KANSAS CITY. Mo. (Legal Newsline) – A group of consumers is seeking certification for a class action lawsuit against retailer Dollar General over allegations it sold obsolete motor oil that is not suitable for modern automobiles.
A total of 20 plaintiffs filed a motion for class certification on Aug. 29 in the U.S. District Court for the Western District of Missouri.
The customers alleged in their legal actions that Dollar General sold motor oil at its stores that does not have the same quality as their counterparts from name brands, and that the same products were not suitable for most cars on the road.
"Using deceptive, unfair and unlawful marketing and sales practices, between late 2010 and early 2017, Dollar General sold millions of bottles of its DG Auto motor oil to plaintiffs and class members, who were not aware that the DG Auto motor oil was unsuitable for nearly every automobile on the road," the motion states.
Another claim on the suits is that Dollar General re-branded the motor oil from a Unilab label to DG Auto.
"Dollar General began selling the re-branded, still obsolete, DG Auto motor oil in September 2010, offering the same two grades previously offered under the Unilab label—SAE 10W-40, not suitable for use in most gasoline powered automotive engines built after 1988, and SAE 30, not suitable for use in most gasoline powered automotive engines built after 1930."
In 2015, the motion states Dollar General expanded its DG Auto oil line, but still with an obsolete oil type, 10W-30 (SF), which is not suitable for most gasoline-powered engines built after 1988.
The group claims that certifying for class action "will materially advance the disposition of this litigation," as "the certified issues for this group of property damage claimants will be identical," the motion said.

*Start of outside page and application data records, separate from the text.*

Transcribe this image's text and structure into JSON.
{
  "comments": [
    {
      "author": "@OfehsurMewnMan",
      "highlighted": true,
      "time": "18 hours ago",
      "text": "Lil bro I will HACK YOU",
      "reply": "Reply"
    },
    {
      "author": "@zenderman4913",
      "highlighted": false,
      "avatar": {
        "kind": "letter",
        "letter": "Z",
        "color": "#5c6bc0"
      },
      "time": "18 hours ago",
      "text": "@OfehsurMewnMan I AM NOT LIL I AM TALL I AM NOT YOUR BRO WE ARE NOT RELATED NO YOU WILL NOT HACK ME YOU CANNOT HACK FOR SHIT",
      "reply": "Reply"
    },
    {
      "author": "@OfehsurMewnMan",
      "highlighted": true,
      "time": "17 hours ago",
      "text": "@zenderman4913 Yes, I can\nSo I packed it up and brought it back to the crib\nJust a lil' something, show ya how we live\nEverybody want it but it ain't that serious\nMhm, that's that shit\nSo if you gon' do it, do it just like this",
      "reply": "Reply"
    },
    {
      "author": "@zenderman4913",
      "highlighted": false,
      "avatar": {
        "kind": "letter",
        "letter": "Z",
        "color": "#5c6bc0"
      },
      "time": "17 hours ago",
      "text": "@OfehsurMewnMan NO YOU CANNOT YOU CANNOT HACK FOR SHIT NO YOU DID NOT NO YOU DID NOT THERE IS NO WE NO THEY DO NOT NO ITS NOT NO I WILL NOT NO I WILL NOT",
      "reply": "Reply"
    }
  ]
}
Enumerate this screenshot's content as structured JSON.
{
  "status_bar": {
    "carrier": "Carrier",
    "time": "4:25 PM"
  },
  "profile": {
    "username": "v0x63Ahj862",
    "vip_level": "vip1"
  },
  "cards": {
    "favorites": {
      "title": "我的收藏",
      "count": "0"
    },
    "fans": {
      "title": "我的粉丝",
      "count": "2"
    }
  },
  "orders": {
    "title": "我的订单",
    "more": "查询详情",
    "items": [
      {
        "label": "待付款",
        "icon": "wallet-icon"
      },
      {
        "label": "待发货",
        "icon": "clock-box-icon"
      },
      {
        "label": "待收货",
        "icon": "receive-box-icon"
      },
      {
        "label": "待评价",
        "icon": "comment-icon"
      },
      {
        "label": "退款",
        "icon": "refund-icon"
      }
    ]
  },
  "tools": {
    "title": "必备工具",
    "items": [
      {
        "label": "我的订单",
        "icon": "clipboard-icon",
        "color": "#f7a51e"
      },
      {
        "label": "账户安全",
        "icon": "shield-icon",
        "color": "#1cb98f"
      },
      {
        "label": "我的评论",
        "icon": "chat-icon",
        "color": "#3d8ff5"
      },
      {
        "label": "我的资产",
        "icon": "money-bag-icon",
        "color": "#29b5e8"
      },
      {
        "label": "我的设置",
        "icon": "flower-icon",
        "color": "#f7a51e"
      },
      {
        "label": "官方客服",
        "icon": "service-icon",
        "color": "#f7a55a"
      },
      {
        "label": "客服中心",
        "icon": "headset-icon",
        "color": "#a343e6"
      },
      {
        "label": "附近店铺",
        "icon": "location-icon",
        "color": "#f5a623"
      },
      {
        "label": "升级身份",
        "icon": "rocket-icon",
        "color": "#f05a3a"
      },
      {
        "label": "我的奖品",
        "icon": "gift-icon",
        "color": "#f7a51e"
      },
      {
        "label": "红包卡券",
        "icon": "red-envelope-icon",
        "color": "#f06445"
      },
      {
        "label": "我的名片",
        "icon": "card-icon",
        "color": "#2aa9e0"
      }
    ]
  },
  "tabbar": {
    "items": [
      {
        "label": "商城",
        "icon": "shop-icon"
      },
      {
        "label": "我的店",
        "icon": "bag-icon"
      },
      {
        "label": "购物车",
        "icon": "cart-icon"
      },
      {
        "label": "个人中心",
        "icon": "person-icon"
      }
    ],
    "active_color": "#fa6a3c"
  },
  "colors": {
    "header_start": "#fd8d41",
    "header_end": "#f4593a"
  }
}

U.S. District Court for the Western District of Missouri case number 4:17-cv-00832-GAF